Is there a serious threat to cannabis users?

According to prominent cannabis activist Kimmi del Prado, Duterte’s main target is methamphetamine dealers and users, not those who sell or use cannabis. She described cannabis in the Philippines as an “open secret” with use of the drug still being prevalent in certain parts of the country.

Some of the Philippines’ tribal societies, for example, use cannabis in their rituals and for traditional medicine. Others use it recreationally, as a substitute for tobacco and alcohol. In fact, attitudes towards cannabis are largely positive or ambivalent, with just a few that are prejudiced against its use.

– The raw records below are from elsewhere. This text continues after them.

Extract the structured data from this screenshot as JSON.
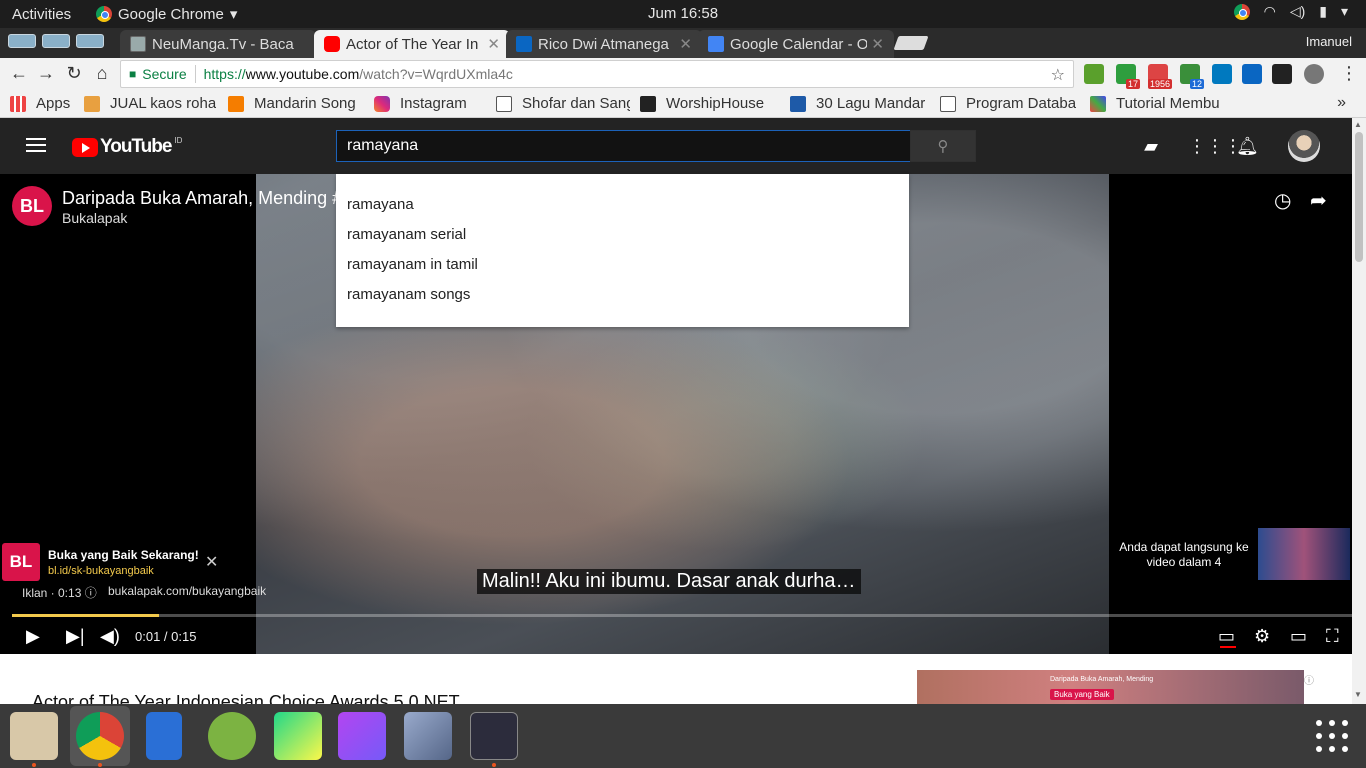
{
  "system": {
    "activities": "Activities",
    "app_name": "Google Chrome",
    "clock": "Jum 16:58"
  },
  "browser": {
    "profile_name": "Imanuel",
    "tabs": [
      {
        "title": "NeuManga.Tv - Baca",
        "active": false
      },
      {
        "title": "Actor of The Year In",
        "active": true
      },
      {
        "title": "Rico Dwi Atmanega",
        "active": false
      },
      {
        "title": "Google Calendar - O",
        "active": false
      }
    ],
    "secure_label": "Secure",
    "url_scheme": "https://",
    "url_host": "www.youtube.com",
    "url_path": "/watch?v=WqrdUXmla4c",
    "extension_badges": {
      "badge1": "17",
      "badge2": "1956",
      "badge3": "12"
    },
    "bookmarks": [
      "Apps",
      "JUAL kaos roha",
      "Mandarin Song",
      "Instagram",
      "Shofar dan Sang",
      "WorshipHouse",
      "30 Lagu Mandar",
      "Program Databa",
      "Tutorial Membu"
    ]
  },
  "youtube": {
    "logo_text": "YouTube",
    "country": "ID",
    "search_value": "ramayana",
    "suggestions": [
      "ramayana",
      "ramayanam serial",
      "ramayanam in tamil",
      "ramayanam songs"
    ]
  },
  "player": {
    "channel_logo": "BL",
    "title": "Daripada Buka Amarah, Mending #",
    "channel": "Bukalapak",
    "ad_headline": "Buka yang Baik Sekarang!",
    "ad_url": "bl.id/sk-bukayangbaik",
    "ad_info": "Iklan · 0:13",
    "ad_site": "bukalapak.com/bukayangbaik",
    "subtitle": "Malin!! Aku ini ibumu. Dasar anak durha…",
    "skip_text": "Anda dapat langsung ke video dalam 4",
    "time_current": "0:01",
    "time_total": "0:15",
    "time_display": "0:01 / 0:15",
    "progress_fraction": 0.11
  },
  "page": {
    "video_title": "Actor of The Year Indonesian Choice Awards 5.0 NET",
    "side_ad_title": "Daripada Buka Amarah, Mending",
    "side_ad_button": "Buka yang Baik"
  },
  "colors": {
    "yt_red": "#ff0000",
    "bukalapak": "#d9144a",
    "ad_yellow": "#f2c94c"
  }
}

The activist highlights that there is a threat against cannabis users and sellers in the Philippines, but it is less pronounced than other drugs.

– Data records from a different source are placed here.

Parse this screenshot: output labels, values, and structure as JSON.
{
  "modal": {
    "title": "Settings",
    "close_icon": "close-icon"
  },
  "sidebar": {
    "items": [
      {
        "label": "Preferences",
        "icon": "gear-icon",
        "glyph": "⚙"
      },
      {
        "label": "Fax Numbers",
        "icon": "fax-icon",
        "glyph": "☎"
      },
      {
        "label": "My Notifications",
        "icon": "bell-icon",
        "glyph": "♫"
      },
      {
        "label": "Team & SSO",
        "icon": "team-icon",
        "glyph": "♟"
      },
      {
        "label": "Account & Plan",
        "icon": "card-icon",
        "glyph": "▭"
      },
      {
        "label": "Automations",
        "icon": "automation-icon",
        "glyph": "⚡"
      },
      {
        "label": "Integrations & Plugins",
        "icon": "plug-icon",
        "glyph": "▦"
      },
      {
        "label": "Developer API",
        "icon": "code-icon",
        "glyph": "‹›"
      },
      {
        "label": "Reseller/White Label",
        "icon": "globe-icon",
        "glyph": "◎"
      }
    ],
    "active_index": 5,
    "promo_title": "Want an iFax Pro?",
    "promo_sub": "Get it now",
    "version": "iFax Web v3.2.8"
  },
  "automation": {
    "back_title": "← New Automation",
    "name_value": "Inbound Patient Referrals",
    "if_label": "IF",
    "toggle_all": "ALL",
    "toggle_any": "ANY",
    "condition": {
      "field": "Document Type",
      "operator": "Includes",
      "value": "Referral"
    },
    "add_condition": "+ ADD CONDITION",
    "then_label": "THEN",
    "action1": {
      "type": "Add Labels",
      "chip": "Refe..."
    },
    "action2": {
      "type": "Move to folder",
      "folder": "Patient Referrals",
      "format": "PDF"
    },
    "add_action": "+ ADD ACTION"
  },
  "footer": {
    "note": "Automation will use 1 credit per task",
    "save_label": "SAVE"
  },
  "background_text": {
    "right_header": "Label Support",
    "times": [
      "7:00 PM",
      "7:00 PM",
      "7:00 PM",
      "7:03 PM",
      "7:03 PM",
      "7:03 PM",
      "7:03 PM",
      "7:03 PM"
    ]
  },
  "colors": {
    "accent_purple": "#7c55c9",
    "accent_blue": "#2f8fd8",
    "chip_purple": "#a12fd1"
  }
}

The Catholic Church – cannabis’s biggest supporters?

To the astonishment of many, the Catholic Church in the Philippines has spoken out in support of legalising medicinal cannabis, on many occasions.

They claim that their support is based on the fact that cannabis can be used to help many people; their reasoning is focused solely on the health benefits that the plant offers. At the Catholic Bishops’ Conference of the Philippines in 2014, Archbishop Socrates Villegas commented: “Catholic health care ethics, in fact, considers as morally justifiable the use of marijuana for terminal cancer patients in severe pain.”

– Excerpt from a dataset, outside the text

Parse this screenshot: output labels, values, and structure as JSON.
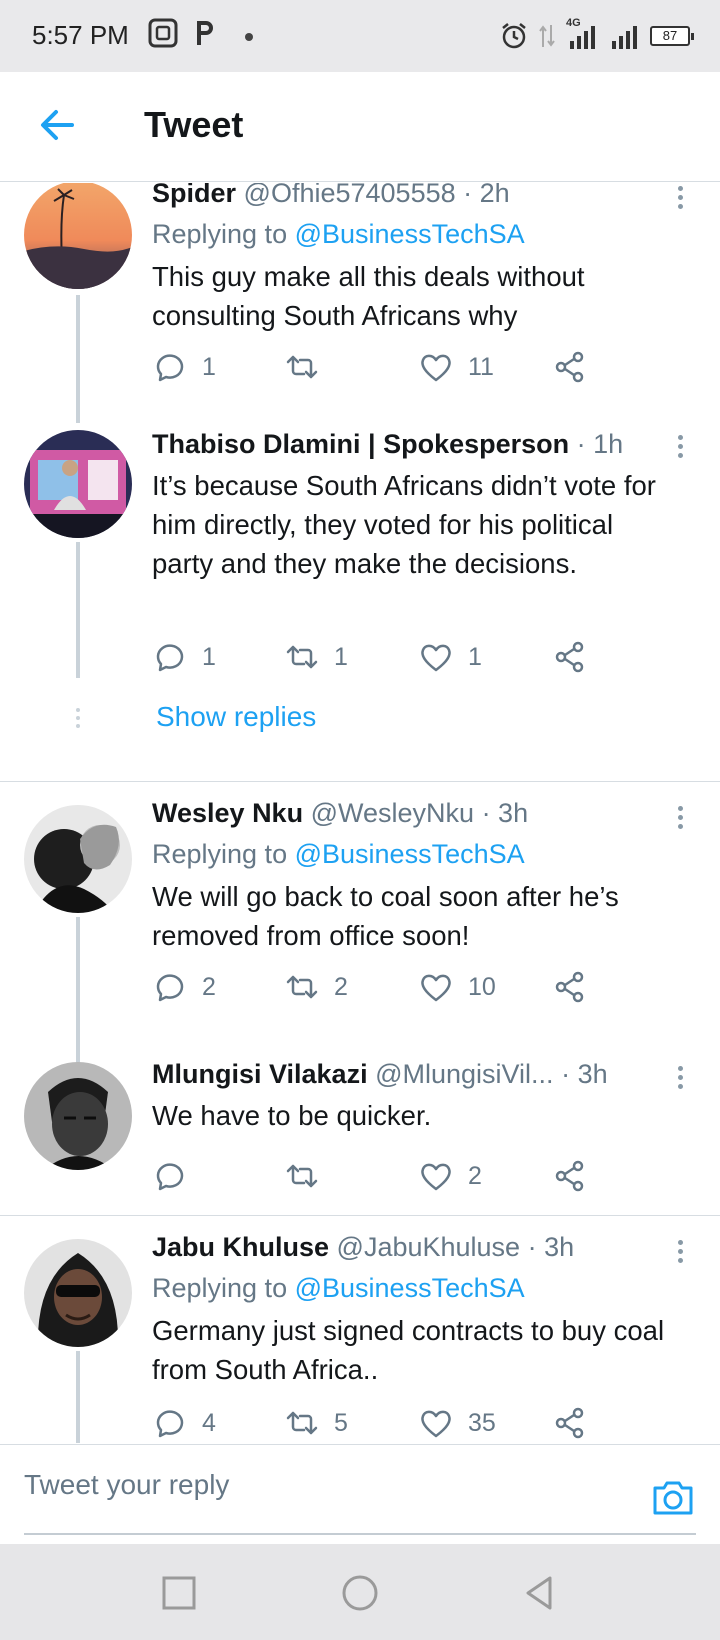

In early 2019, following the third reading and approval of the Philippine Compassionate Medical Cannabis Act, Bishop Oscar Jaime Florencio of the country’s military diocese said to CBCP News that if medicinal cannabis aided patients, “then let us, by all means, use it.”

Not everyone is in agreement with the Catholic Church, though. Some politicians have spoken out against the legalisation of medicinal cannabis, with some calling it a “national disaster”. Senator Vicente Sotto claimed that the whole notion was ‘misleading’, and used a metaphor to illustrate his point: “You don’t declare a nuclear bomb legal just because a small component of the bomb can be used to light up your house.”

Will it be legalised in the future?

It seems likely that cannabis will be approved for medicinal purposes in the near future. However, while President Duterte is still in charge, the nation’s strict laws against cannabis usage and sale are likely to continue.

The Philippines have some of the most brutal cannabis laws in the world, yet the Catholic Church supports medicinal cannabis usage. ]]>